**REQUIRED WORK**. Copy out every line of the data that has the word "time" somewhere in it.

(Web page and app entries)
::::::::::
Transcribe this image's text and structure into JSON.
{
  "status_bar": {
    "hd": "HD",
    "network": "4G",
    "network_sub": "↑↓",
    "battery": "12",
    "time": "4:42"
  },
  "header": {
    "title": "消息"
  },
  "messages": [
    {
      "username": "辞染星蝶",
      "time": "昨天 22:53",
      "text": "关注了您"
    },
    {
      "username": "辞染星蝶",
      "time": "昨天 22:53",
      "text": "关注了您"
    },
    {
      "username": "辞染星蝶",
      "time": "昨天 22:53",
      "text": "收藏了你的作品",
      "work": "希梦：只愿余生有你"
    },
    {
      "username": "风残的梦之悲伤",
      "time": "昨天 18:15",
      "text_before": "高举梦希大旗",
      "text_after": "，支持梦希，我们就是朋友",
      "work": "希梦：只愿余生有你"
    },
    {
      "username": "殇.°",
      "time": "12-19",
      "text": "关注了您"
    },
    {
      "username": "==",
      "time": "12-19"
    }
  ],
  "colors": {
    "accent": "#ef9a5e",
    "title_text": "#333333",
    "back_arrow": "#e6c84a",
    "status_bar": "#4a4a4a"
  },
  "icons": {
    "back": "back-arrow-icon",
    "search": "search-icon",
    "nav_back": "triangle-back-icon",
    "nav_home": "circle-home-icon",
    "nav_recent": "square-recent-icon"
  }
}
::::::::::
**ANSWER**.
    "time": "4:42"
      "time": "昨天 22:53",
      "time": "昨天 22:53",
      "time": "昨天 22:53",
      "time": "昨天 18:15",
      "time": "12-19",
      "time": "12-19"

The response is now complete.